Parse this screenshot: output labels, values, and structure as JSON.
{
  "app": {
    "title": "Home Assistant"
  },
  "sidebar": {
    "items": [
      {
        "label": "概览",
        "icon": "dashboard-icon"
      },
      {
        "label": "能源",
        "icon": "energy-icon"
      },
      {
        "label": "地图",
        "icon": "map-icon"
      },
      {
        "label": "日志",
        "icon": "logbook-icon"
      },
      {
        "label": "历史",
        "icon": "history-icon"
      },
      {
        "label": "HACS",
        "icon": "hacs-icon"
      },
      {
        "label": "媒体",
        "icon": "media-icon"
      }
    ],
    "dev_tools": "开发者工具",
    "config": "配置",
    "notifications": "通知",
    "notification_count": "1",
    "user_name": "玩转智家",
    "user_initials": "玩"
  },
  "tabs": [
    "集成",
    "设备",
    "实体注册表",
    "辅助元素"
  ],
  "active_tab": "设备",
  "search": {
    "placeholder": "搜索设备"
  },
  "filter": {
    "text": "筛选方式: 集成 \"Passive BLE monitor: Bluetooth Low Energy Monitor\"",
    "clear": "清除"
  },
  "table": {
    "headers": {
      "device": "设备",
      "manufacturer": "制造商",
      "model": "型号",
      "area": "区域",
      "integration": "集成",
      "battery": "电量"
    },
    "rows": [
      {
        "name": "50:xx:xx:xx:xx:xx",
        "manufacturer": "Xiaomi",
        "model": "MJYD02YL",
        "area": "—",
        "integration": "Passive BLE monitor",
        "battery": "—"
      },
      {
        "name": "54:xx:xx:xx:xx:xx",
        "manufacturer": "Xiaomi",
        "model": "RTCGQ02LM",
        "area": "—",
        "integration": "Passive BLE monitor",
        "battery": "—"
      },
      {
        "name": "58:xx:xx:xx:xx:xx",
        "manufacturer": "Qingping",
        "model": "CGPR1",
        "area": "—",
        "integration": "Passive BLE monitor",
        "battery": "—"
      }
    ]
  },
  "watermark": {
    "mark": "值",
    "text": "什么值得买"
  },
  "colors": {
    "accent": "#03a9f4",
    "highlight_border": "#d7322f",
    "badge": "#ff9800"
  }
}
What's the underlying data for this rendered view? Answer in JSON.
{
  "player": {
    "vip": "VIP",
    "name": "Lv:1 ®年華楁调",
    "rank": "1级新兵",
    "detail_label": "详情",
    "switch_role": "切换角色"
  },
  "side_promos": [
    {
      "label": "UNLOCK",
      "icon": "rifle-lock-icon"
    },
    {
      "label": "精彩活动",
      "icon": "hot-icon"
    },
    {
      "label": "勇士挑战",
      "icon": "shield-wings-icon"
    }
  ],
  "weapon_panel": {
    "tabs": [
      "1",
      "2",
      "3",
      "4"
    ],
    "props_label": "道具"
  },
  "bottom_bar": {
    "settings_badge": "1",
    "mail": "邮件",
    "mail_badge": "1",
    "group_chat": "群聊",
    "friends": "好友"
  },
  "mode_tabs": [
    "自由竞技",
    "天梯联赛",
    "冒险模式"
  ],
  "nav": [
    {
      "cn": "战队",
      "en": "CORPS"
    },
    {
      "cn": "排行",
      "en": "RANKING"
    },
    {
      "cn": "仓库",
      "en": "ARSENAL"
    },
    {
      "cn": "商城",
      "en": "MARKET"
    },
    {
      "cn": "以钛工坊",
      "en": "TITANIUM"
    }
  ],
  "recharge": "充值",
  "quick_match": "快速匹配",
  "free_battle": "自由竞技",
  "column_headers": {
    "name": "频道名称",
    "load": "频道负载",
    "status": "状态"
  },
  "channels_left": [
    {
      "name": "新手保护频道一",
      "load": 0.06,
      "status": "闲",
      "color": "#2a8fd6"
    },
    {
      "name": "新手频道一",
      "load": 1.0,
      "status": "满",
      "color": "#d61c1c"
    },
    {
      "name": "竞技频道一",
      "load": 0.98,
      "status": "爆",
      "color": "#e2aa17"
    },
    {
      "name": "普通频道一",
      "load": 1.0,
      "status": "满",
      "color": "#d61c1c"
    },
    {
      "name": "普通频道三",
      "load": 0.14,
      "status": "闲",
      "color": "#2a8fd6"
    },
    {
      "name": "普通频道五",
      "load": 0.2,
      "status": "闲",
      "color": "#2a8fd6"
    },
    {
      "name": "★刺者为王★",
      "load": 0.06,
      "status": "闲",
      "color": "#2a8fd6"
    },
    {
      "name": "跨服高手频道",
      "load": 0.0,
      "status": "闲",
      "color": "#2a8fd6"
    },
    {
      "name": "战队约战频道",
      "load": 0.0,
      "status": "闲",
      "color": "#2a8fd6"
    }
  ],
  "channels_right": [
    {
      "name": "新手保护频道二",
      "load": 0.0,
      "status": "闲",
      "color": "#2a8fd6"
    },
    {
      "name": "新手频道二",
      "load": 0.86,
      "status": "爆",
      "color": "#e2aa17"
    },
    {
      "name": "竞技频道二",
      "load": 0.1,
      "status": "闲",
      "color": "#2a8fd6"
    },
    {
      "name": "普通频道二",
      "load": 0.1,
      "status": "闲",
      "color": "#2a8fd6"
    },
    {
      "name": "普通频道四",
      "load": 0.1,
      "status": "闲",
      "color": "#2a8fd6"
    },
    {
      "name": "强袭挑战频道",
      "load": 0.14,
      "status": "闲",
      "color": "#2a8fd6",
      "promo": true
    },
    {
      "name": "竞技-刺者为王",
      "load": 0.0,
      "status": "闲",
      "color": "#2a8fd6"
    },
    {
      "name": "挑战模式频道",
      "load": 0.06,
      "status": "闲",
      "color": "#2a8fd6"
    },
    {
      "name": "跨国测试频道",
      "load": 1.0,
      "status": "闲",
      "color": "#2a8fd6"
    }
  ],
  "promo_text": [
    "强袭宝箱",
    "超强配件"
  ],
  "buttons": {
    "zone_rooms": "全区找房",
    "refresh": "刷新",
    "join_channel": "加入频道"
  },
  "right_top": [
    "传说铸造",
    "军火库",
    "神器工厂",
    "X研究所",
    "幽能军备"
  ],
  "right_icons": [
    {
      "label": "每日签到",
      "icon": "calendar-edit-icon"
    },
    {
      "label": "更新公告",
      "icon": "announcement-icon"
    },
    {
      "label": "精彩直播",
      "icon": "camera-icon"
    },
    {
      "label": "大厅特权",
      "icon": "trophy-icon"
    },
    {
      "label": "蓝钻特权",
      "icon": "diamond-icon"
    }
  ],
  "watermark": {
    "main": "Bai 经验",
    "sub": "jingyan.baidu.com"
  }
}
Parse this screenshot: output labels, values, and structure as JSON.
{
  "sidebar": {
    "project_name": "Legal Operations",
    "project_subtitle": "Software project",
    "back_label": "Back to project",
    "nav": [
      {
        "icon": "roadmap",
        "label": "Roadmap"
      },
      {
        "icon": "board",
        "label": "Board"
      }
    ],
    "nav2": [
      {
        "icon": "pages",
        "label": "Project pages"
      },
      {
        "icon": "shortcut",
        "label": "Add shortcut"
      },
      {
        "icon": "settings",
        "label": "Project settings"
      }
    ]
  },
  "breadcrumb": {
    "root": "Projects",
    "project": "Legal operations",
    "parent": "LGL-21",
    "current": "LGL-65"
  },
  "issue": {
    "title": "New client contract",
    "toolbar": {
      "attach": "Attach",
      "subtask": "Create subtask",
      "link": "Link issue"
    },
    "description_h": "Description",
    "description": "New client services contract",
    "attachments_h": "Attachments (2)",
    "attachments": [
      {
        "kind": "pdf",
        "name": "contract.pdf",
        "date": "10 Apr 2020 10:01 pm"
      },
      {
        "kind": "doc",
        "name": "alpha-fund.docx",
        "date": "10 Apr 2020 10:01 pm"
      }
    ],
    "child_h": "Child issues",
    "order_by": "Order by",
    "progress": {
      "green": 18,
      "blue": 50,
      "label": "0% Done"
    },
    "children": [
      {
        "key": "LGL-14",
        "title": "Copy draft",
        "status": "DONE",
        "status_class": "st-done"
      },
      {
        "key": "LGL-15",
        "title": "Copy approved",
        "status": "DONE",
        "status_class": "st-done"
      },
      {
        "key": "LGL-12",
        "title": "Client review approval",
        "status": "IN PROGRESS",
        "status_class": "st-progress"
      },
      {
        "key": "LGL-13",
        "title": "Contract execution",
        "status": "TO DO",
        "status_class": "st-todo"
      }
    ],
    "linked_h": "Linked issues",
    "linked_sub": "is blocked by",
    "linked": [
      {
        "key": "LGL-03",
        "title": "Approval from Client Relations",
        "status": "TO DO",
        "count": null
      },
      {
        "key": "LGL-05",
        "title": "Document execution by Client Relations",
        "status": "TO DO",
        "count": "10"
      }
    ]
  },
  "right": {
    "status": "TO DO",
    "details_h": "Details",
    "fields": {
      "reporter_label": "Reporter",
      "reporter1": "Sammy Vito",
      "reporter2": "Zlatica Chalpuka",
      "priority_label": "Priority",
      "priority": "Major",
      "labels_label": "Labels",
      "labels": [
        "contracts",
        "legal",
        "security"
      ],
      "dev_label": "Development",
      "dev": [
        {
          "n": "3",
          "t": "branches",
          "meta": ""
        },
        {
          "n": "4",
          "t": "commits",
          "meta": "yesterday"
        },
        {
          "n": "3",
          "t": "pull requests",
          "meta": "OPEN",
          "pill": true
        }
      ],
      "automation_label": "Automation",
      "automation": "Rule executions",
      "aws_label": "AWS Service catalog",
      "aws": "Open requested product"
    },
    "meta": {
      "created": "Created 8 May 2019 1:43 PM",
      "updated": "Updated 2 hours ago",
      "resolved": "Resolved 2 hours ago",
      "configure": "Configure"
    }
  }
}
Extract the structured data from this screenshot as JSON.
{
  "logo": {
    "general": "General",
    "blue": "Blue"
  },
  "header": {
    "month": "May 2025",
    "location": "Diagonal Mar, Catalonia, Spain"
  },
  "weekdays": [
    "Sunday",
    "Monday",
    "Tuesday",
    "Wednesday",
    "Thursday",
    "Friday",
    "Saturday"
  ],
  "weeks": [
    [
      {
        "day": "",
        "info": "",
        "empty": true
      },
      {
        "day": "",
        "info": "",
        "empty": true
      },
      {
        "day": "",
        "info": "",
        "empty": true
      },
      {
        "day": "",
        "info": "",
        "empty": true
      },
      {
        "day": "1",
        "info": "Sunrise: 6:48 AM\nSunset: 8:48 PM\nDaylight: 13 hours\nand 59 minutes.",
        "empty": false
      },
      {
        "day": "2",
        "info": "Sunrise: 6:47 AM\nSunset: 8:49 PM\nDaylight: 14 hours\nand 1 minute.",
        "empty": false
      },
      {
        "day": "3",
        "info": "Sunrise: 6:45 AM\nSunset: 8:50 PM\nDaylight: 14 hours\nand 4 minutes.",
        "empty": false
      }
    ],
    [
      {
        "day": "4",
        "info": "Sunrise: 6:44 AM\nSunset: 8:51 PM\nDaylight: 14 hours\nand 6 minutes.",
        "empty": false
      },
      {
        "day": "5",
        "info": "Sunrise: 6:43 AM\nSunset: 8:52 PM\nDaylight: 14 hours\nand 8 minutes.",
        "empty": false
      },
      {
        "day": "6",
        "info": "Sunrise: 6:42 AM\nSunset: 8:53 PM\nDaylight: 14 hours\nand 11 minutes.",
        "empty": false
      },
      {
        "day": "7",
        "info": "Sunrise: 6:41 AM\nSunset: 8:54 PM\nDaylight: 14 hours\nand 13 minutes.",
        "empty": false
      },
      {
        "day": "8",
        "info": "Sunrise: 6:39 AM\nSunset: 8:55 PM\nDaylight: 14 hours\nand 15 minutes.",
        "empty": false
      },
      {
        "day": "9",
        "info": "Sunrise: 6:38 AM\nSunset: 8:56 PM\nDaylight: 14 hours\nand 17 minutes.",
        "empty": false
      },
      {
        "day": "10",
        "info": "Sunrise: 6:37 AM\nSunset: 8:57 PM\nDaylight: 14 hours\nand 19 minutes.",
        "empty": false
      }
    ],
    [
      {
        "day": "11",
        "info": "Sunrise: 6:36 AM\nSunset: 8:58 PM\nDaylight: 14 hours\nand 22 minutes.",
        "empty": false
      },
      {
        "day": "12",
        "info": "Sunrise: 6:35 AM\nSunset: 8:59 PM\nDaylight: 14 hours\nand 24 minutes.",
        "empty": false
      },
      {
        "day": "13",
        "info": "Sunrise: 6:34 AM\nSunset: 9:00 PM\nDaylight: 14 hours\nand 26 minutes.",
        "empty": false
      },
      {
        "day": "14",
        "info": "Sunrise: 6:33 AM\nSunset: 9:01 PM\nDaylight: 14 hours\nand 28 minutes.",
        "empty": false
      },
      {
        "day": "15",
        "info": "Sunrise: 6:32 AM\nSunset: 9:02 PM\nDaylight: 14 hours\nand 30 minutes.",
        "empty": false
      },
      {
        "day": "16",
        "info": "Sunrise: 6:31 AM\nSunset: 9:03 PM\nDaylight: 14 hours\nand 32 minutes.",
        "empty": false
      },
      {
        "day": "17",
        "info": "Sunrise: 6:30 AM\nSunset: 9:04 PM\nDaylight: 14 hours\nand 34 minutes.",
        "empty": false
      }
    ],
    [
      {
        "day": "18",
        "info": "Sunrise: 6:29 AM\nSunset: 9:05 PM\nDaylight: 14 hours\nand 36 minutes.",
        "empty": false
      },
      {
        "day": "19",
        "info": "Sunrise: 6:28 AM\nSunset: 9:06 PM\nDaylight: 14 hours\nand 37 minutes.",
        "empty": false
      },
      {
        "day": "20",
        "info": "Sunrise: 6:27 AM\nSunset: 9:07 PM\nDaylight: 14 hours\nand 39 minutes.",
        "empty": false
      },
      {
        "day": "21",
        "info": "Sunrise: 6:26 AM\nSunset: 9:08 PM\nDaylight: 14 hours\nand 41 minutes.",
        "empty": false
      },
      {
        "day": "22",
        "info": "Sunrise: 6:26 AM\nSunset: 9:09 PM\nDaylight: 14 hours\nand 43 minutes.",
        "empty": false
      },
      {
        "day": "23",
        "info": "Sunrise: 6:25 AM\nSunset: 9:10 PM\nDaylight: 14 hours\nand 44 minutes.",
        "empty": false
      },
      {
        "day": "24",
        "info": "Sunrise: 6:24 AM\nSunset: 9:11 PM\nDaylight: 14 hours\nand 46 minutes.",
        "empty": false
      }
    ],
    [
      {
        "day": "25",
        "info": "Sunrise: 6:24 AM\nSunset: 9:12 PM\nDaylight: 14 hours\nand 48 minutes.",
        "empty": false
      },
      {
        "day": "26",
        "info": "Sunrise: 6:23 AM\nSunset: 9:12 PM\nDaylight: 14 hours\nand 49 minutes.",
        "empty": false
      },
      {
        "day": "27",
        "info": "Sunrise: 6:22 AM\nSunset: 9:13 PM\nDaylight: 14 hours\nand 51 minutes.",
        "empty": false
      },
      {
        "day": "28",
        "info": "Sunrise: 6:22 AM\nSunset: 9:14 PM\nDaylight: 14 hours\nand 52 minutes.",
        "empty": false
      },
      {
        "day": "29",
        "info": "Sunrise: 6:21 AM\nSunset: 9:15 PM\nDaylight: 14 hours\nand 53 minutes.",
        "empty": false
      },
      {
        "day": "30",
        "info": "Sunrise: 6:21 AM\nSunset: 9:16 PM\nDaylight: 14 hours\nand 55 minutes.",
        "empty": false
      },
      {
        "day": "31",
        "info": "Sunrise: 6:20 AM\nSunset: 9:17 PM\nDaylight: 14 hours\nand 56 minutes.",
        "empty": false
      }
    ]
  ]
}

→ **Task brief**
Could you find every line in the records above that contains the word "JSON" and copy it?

→ **Answer space**
Parse this screenshot: output labels, values, and structure as JSON.
What's the underlying data for this rendered view? Answer in JSON.
Parse this screenshot: output labels, values, and structure as JSON.
Extract the structured data from this screenshot as JSON.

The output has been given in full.